Perhaps lost in the presidential post-election tumult was a report issued in late 2016 by an international body evaluating U.S. compliance with anti-money laundering and counter-terrorist financing standards. Considering repeated criticisms of the legal profession, the American Bar Association should seriously consider a new model legal ethics rule, says Kevin Shepherd of Venable LLP.
In the final segment of his series on lateral recruitment, Howard Flack, a partner of Volta Talent Strategies LLC and former leader of the lateral partner recruiting team at Hogan Lovells, shares a number of factors law firms should consider when measuring lateral hire success.
The New Jersey Department of Environmental Protection’s recently proposed rule related to groundwater cleanup standards, which seeks further shortcuts around Administrative Procedure Act protections, is bad public policy. Due process protections like public notice, public comment, and social and economic evaluations of any new rule or rule change are fundamental requirements of New Jersey and U.S. law, say attorneys with Fox Rothschild LLP.
In the second installment of this series on lateral recruiting, Howard Flack of Volta Talent Strategies LLC challenges law firms to ask themselves whether business strategies are determining lateral hires — or vice versa.
It is more important than ever to prepare for disposal and environmental remediation of oil and gas infrastructure when it is no longer economically viable.

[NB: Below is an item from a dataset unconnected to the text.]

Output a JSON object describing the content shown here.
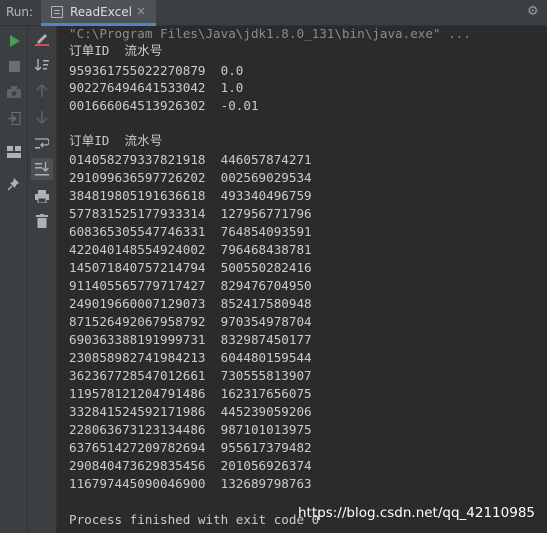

But accounting for decommissioning obligations can turn into a game of “hot potato,” especially during bankruptcy proceedings. Edward Ripley and Eldy Roché of King & Spalding LLP discuss two important lessons regarding decommissioning liability of offshore installations.
In an effort to use product liability theories to impose liability on manufacturers of products found in the environment, Washington state recently sued polychlorinated biphenyl manufacturer Monsanto in state court. This could signal a new era in PCB litigation, and should be closely watched by manufacturers and marketers of similar products, say Graham Zorn and Eric Klein of Beveridge & Diamond PC.

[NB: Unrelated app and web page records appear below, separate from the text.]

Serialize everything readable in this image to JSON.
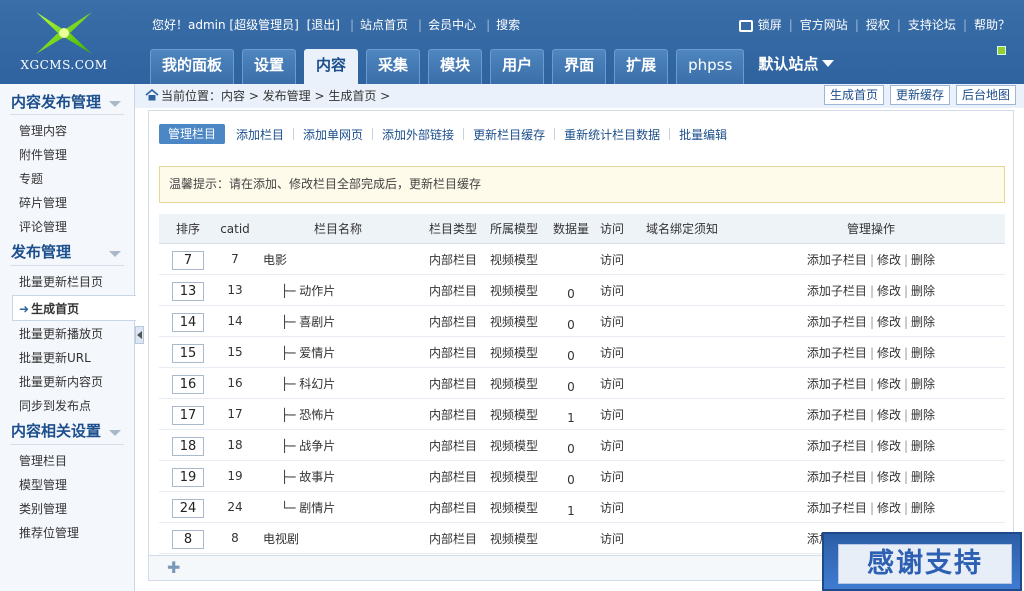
{
  "logo": {
    "text": "XGCMS.COM"
  },
  "user": {
    "greeting": "您好！admin [超级管理员]",
    "logout": "[退出]",
    "site_home": "站点首页",
    "member_center": "会员中心",
    "search": "搜索"
  },
  "toplinks": {
    "lock": "锁屏",
    "official": "官方网站",
    "auth": "授权",
    "forum": "支持论坛",
    "help": "帮助？"
  },
  "tabs": [
    "我的面板",
    "设置",
    "内容",
    "采集",
    "模块",
    "用户",
    "界面",
    "扩展",
    "phpss"
  ],
  "active_tab": "内容",
  "site_select": "默认站点",
  "sidebar": {
    "sections": [
      {
        "title": "内容发布管理",
        "items": [
          "管理内容",
          "附件管理",
          "专题",
          "碎片管理",
          "评论管理"
        ]
      },
      {
        "title": "发布管理",
        "items": [
          "批量更新栏目页",
          "生成首页",
          "批量更新播放页",
          "批量更新URL",
          "批量更新内容页",
          "同步到发布点"
        ]
      },
      {
        "title": "内容相关设置",
        "items": [
          "管理栏目",
          "模型管理",
          "类别管理",
          "推荐位管理"
        ]
      }
    ],
    "active_item": "生成首页"
  },
  "breadcrumb": "当前位置：内容 > 发布管理 > 生成首页 >",
  "right_buttons": [
    "生成首页",
    "更新缓存",
    "后台地图"
  ],
  "actions": [
    "管理栏目",
    "添加栏目",
    "添加单网页",
    "添加外部链接",
    "更新栏目缓存",
    "重新统计栏目数据",
    "批量编辑"
  ],
  "tip": "温馨提示：请在添加、修改栏目全部完成后，更新栏目缓存",
  "table": {
    "headers": [
      "排序",
      "catid",
      "栏目名称",
      "栏目类型",
      "所属模型",
      "数据量",
      "访问",
      "域名绑定须知",
      "管理操作"
    ],
    "rows": [
      {
        "order": "7",
        "catid": "7",
        "name": "电影",
        "child": false,
        "type": "内部栏目",
        "model": "视频模型",
        "count": "",
        "visit": "访问"
      },
      {
        "order": "13",
        "catid": "13",
        "name": "├─ 动作片",
        "child": true,
        "type": "内部栏目",
        "model": "视频模型",
        "count": "0",
        "visit": "访问"
      },
      {
        "order": "14",
        "catid": "14",
        "name": "├─ 喜剧片",
        "child": true,
        "type": "内部栏目",
        "model": "视频模型",
        "count": "0",
        "visit": "访问"
      },
      {
        "order": "15",
        "catid": "15",
        "name": "├─ 爱情片",
        "child": true,
        "type": "内部栏目",
        "model": "视频模型",
        "count": "0",
        "visit": "访问"
      },
      {
        "order": "16",
        "catid": "16",
        "name": "├─ 科幻片",
        "child": true,
        "type": "内部栏目",
        "model": "视频模型",
        "count": "0",
        "visit": "访问"
      },
      {
        "order": "17",
        "catid": "17",
        "name": "├─ 恐怖片",
        "child": true,
        "type": "内部栏目",
        "model": "视频模型",
        "count": "1",
        "visit": "访问"
      },
      {
        "order": "18",
        "catid": "18",
        "name": "├─ 战争片",
        "child": true,
        "type": "内部栏目",
        "model": "视频模型",
        "count": "0",
        "visit": "访问"
      },
      {
        "order": "19",
        "catid": "19",
        "name": "├─ 故事片",
        "child": true,
        "type": "内部栏目",
        "model": "视频模型",
        "count": "0",
        "visit": "访问"
      },
      {
        "order": "24",
        "catid": "24",
        "name": "└─ 剧情片",
        "child": true,
        "type": "内部栏目",
        "model": "视频模型",
        "count": "1",
        "visit": "访问"
      },
      {
        "order": "8",
        "catid": "8",
        "name": "电视剧",
        "child": false,
        "type": "内部栏目",
        "model": "视频模型",
        "count": "",
        "visit": "访问"
      }
    ],
    "ops": [
      "添加子栏目",
      "修改",
      "删除"
    ]
  },
  "thanks": "感谢支持",
  "colors": {
    "header": "#3a6ea8",
    "accent": "#4b86c5",
    "link": "#1c4f8c",
    "tip_bg": "#fffbea"
  }
}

The surveys that report lateral partner hiring as more or less a 50-50 proposition keep being published, and yet the lateral partner market is as robust as ever. So, what are firms looking at to measure their success and justify the level of investment they continue to make in the lateral market? asks Howard Flack of Volta Talent Strategies LLC.
As he promised in his campaign, President Donald Trump has been rolling back Obama-era environmental regulations since his first full day in office. Indian Country's leadership may be needed, now more than ever, in the many fights yet to come on environmental issues that could impact lands beyond any pipeline, says Charlie Galbraith of Kilpatrick Townsend & Stockton LLP.
In the present political climate, it is difficult to predict whether the trend of Congress' declining role in the administration of federal environmental and natural resource laws will continue, or whether there will be a realignment of the balance of powers among the branches. But it's likely congressional Republicans will make a concerted effort to amend the Endangered Species Act, say Paul Weiland and Steve Quarles of Nossaman LLP.